Looking around Bexhill, with its multitude of Victorian and Edwardian buildings, it is hard to believe that the town's history actually starts as far back as several thousand years BC. Indeed, microlithic flint tools have been found here, as have remnants from the Bronze Age, Iron Age and Roman era.

The areas known history however starts with the Saxons, when King Offa of Mercia gave land to the Bishop of Selsey in 772AD, so that a church could be built here; this was the church of St Peter and examples of the Saxon stonework can still be seen. When the Normans passed through on route from Pevensey to Battle in 1066, most of the town was burned to the ground and a little while later, the land taken away from the Bishops and given to Robert Count of Eu.

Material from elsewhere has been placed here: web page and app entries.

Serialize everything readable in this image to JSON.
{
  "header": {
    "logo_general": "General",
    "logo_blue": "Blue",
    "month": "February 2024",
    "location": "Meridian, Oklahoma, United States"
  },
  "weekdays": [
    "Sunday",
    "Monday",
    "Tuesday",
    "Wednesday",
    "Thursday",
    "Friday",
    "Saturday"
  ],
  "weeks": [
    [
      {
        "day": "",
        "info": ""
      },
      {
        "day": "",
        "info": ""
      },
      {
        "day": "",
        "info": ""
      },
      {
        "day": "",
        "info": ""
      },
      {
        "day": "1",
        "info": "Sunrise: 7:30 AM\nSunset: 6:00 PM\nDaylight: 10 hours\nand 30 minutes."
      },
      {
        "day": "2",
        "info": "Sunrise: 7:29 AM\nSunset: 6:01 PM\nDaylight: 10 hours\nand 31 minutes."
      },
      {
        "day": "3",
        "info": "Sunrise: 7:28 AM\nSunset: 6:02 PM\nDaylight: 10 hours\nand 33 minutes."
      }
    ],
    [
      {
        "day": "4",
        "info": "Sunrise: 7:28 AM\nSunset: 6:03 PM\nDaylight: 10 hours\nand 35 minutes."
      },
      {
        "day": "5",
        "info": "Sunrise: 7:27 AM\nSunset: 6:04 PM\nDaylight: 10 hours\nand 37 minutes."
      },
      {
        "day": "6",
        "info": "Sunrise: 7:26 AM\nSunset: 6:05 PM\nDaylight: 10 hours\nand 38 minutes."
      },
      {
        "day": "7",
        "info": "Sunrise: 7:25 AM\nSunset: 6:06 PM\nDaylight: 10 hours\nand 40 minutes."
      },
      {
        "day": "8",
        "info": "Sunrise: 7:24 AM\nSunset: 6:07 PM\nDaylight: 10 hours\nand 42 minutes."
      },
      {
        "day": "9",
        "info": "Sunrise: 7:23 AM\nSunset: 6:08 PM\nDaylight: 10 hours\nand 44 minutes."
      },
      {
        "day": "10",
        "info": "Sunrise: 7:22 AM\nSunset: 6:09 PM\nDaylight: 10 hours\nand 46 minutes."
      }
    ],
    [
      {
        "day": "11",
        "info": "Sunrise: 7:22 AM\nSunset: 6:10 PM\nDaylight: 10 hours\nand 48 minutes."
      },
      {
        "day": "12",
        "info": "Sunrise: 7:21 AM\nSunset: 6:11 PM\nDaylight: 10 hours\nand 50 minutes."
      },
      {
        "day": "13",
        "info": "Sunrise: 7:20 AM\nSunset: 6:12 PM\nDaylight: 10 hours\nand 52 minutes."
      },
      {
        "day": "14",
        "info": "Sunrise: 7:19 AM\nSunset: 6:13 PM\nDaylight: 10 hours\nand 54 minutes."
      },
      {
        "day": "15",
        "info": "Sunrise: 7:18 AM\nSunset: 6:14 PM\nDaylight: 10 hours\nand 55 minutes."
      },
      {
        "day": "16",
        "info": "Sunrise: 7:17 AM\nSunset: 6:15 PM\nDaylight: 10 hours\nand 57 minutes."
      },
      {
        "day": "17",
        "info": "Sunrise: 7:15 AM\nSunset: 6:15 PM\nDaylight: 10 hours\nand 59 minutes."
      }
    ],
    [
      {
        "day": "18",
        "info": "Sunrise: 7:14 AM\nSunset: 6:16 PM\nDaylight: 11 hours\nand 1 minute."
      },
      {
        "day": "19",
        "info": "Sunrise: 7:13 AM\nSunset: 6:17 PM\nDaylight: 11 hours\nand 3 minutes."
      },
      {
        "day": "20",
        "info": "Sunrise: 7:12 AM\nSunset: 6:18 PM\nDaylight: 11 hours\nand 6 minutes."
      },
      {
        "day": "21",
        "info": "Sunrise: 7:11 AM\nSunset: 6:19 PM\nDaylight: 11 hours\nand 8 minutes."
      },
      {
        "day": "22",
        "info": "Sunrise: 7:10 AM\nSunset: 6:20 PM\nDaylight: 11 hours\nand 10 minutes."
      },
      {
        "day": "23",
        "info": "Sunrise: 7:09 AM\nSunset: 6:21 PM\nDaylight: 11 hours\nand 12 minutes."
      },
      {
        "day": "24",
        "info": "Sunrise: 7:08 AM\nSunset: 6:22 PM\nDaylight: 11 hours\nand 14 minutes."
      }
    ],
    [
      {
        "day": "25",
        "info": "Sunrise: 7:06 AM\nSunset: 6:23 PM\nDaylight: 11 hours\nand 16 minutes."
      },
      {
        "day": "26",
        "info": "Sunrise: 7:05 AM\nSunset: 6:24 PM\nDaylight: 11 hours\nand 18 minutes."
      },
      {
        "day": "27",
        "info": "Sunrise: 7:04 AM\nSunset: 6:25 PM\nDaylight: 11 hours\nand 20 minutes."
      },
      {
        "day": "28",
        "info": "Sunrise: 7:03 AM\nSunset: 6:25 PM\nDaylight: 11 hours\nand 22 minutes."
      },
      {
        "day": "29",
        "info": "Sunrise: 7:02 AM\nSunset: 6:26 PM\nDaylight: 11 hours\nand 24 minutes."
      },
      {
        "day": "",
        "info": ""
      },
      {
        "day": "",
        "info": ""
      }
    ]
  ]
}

In 1148, John Count of Eu gave the land back to the Bishops, whose seat had been moved to Chichester by then. They built their first manor house here, only using it when travelling to the area from Chichester. In 1276, the Bishops turned a large part of Bexhill into a hunting park and permission was granted to fortify the manor house. 1561 saw ownership for the Manor of Bexhill pass to the Crown and in 1570 Queen Elizabeth I gave the area to Sir Thomas Sackville, whose family went on to become the Dukes of Dorset.

For a time, Bexhill continued as a quiet inland hamlet with no more than 500 residents, and

then in the late nineteenth century things started to change. The seventh Earl De La Warr built a seawall on the eastern side of the town in 1882 and from then onwards, the town began to grow quickly. He turned the area into Bexhill-on-Sea, a fashionable resort where the Edwardian aristocracy came to play. The eighth Earl married in 1891, control of the manor passed to him from his father and he continued to press forward with the development of the town.

The early twentieth century saw Bexhill continue to grow. In 1901 the town became the first seaside resort in Britain to permit mixed bathing and in 1902, Bexhill became an incorporated borough, the central railway station opened and the first British motor race took place here. Later in 1935, the famous De La Warr Pavilion opened - initiated by the ninth Earl, it is now a Grade I listed building.

The Town Today
Today, the old town of Bexhill with its picturesque cottages and fifteenth-century Wealden hall-house, contrasts with the Regency architecture found along the 4-mile (6 km) seafront. Lined by colourful flowerbeds, the 2-mile (3 km) long level promenade is the ideal place to stroll and enjoy the summer sun and sea air. A quiet seaside resort with a good selection of places to eat, hotels, entertainment facilities and pavement cafés, Bexhill is a wonderful place to come for a long weekend, the week, or longer.